Traditional heavy metal genres and eras, such as the NWOBHM have stringent rulings; users are warned in the rules section to consider bands submitted under these classifications as "ambiguous," in the sense that if a band is submitted with these terms as their genre, the music will be extensively reviewed by the moderators before they decide whether or not to accept the band onto the website.[16] This is because in the past, some submissions labeled with those genres have turned out not to be metal, according to the site's guidelines. Some bands which are commonly referred to as traditional heavy metal and NWOBHM, such as Def Leppard and Stryper, are on the website due to only one or two of the bands' albums meeting the website's specifications.

Additionally, there are some non-metal bands featured on the site that are considered to be part of the metal scene despite not being metal themselves (usually dark ambient and folk bands, examples being Mortiis, Elend, Nest, Of The Wand & The Moon, Autumn Tears, Stille Volk, etc.). These bands are selected by the moderators "in an admittedly arbitrary fashion," and their submission by normal users is discouraged.[17] Their submission was entirely restricted to site staff in September 2015.[18]

See also[edit]

Notes[edit]

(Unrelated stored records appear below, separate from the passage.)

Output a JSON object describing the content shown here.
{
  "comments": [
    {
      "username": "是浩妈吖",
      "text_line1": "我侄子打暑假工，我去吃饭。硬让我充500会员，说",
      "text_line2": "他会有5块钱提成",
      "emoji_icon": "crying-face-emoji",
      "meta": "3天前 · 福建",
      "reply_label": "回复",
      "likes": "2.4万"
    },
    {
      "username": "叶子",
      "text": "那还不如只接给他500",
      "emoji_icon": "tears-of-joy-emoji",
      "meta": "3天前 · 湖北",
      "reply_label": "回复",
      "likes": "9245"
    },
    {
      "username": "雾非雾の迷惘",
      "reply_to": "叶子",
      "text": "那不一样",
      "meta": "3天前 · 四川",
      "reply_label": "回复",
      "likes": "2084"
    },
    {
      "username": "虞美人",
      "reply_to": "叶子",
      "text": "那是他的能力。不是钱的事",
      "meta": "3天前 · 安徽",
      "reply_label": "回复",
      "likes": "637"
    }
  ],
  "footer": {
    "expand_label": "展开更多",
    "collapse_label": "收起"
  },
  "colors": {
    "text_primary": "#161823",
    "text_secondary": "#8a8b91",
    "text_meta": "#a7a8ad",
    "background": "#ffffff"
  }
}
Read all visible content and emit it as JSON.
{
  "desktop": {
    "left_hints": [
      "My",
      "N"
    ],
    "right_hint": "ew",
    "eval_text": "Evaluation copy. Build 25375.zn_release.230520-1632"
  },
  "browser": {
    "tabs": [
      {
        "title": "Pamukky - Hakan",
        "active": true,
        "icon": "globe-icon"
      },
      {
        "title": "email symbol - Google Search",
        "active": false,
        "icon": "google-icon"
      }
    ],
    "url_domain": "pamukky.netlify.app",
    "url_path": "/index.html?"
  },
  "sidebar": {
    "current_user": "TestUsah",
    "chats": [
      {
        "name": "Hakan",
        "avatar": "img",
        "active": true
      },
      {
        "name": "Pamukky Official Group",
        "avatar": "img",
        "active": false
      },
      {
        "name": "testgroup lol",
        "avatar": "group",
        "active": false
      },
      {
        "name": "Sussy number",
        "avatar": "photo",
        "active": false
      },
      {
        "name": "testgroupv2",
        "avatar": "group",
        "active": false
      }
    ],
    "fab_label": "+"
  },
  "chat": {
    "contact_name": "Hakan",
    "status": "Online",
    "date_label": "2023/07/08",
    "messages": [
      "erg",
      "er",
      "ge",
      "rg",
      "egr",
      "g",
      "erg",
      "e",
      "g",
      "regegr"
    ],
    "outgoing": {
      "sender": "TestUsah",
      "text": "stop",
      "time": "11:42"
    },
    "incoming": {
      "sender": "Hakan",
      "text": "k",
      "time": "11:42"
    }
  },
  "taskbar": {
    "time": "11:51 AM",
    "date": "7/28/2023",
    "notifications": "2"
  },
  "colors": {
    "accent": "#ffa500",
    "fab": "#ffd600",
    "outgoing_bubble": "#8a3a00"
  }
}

  1. ^ "metal-archives.com Site Overview". alexa.com. Retrieved 21 April 2016. 
  2. ^ Miers, Jeff (June 13, 2008). "Club Chatter". The Buffalo News. Retrieved 2009-05-05. [dead link]
  3. ^ Sullivan, Matt (December 22, 2009). "The indie-fication of metal, 2009". Nashville Scene (City Press LLC). Retrieved December 31, 2009. 
  4. ^ "A Decade in Downloading", Terrorizer's Secret History of... the Decade, December 2009
  5. ^ "Encyclopaedia Metallum - Miasma Interview". metal-archives.com. Retrieved 21 April 2016. 
  6. ^ "Amorphis". metal-archives.com. Retrieved 21 April 2016. 
  7. ^ "10,000 bands!". metal-archives.com. Retrieved 21 April 2016. 
  8. ^ "Band archives - By created date". Encyclopaedia Metallum. Retrieved 24 September 2015. 
  9. ^ "Happy New Year! We have a present for you". metal-archives.com. Retrieved 21 April 2016. 
  10. ^ "100,000 bands". metal-archives.com. Retrieved 21 April 2016. 
  11. ^ "Happy April Fools". metal-archives.com. Retrieved 21 April 2016. 
  12. ^ "Announcing upcoming premium membership services". Metal Archives. April 1, 2015. Retrieved April 6, 2015. 
  13. ^ "April Fools". Metal Archives. April 2, 2015. Retrieved April 6, 2015. 
  14. ^ "IMPORTANT - Concerning reviews". Metal Archives. April 1, 2016. Retrieved April 2, 2016. 
  15. ^ "IMPORTANT (AGAIN) - New Review Policy". Metal Archives. April 1, 2016. Retrieved April 2, 2016. 
  16. ^ Websites "rules"... heavy metal/hard rock to be considered "ambiguous"
  17. ^ "Rules & Guidelines". metal-archives.com. Retrieved 21 April 2016. 
  18. ^ "Submission of non-metal side-projects and similar". metal-archives.com. Retrieved 21 April 2016. 

External links[edit]